By Emily Stonehouse
Many have heard murmurings of the much-awaited “Movie Man” documentary coming out soon. The film, which features the beloved Highlands Cinema in Kinmount and the heart and soul behind the movies, Keith Stata, was started in 2018 by Matt Finlin of Door Knocker Media.
“What started as a little project evolved into this entire feature film,” Finlin told the Times. With a cottage on Maple Lake, Finlin spent much of his childhood attending the Kinmount Theatre. This was the space where he fell in love with the magic of movies, prompting a lifelong passion and career.
“Yes, it’s about the little idiosyncrasies of this little theatre, and yes, it’s about the experience of going to the movies, but what it’s really about is one man’s passion for providing this experience to others.”
The theatre opened its doors over 40 years ago, and has offered a wacky and whimsical experience to accompany each movie-going adventure. The halls are lined with relics from years gone by; moments in time that capture the history of film, and photos and images of days gone by. It’s always recommended that viewers show up to the film early, to take in the sights, scenes, and smells of the theatre ahead of time.
The efforts of Stata encompass the theatre as more than a singular experience; it suddenly becomes multi-dimensional and resonates with a lasting impact.
This is what caught Finlin’s attention when he was 12 years old, setting foot for the first time in Highlands Cinema to watch Terminator 2: Judgment Day. “It’s really such a special place,” said Finlin.
Having started in 2018, the film had some highs and lows in production, with one big question mark landing on the pandemic years, when, for the first time since opening, the theatre needed to shut its doors.
As it turns out, this ended up being a blessing for Finlin. “During COVID, we really saw the stakes of what’s going to happen. To this theatre, and to the whole movie industry,” he said. This realization cast a shining light on the central theme to the film: the concept of time.
“We started to really focus on how we use our time,” Finlin said, as he became acutely aware of how movie viewing became a choice, and the people who choose to see the movies, can become a part of this experience offered at Highlands Theatre.
Finlin has been receiving praise from around the world on the film so far, with Ed Roberston, the singer from the Barenaked Ladies, loving the theatre and stepping on as the co-producer, and Martin Sheen viewing the film, and offering to present it at film festivals around the world.
He also noted the support he received locally, highlighting how wonderful it was to work with Stata, as well as Roland Hamilton, who works at Highlands Cinema, and is “fundamental in keeping the theatre alive,” said Finlin.
While Finlin is eager to get the film in front of local eyes so that viewers recognize these familiar faces, he noted that showing the film publicly would disqualify him from international film festivals, and as an independent filmmaker, he is reliant on these festivals to get the word out. “We are aiming for it to land somewhere by the end of September,” he said, noting that the film was just completed two weeks ago.
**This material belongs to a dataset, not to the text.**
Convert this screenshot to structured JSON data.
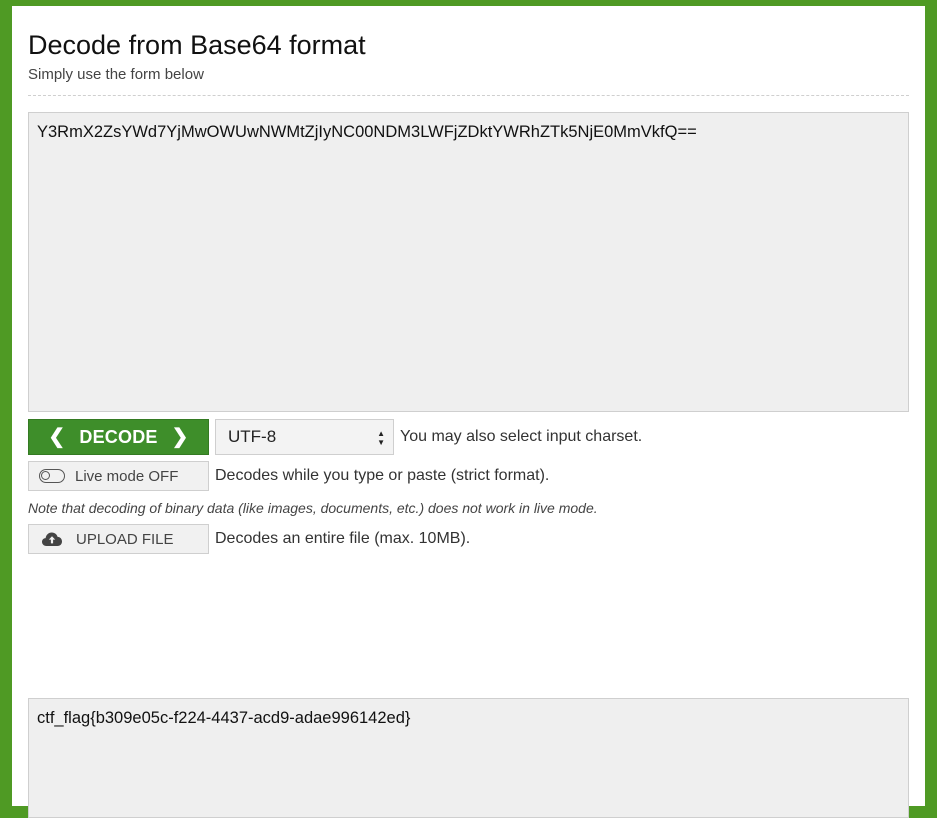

While locals may have to wait to see the film, they can keep up with the buzz by visiting www.moviemanfilm.com for all the updates. “I am incredibly proud of it,” said Finlin. “It’s funny, it’s touching, and it just hits on all those reasons that we love going to these movies.”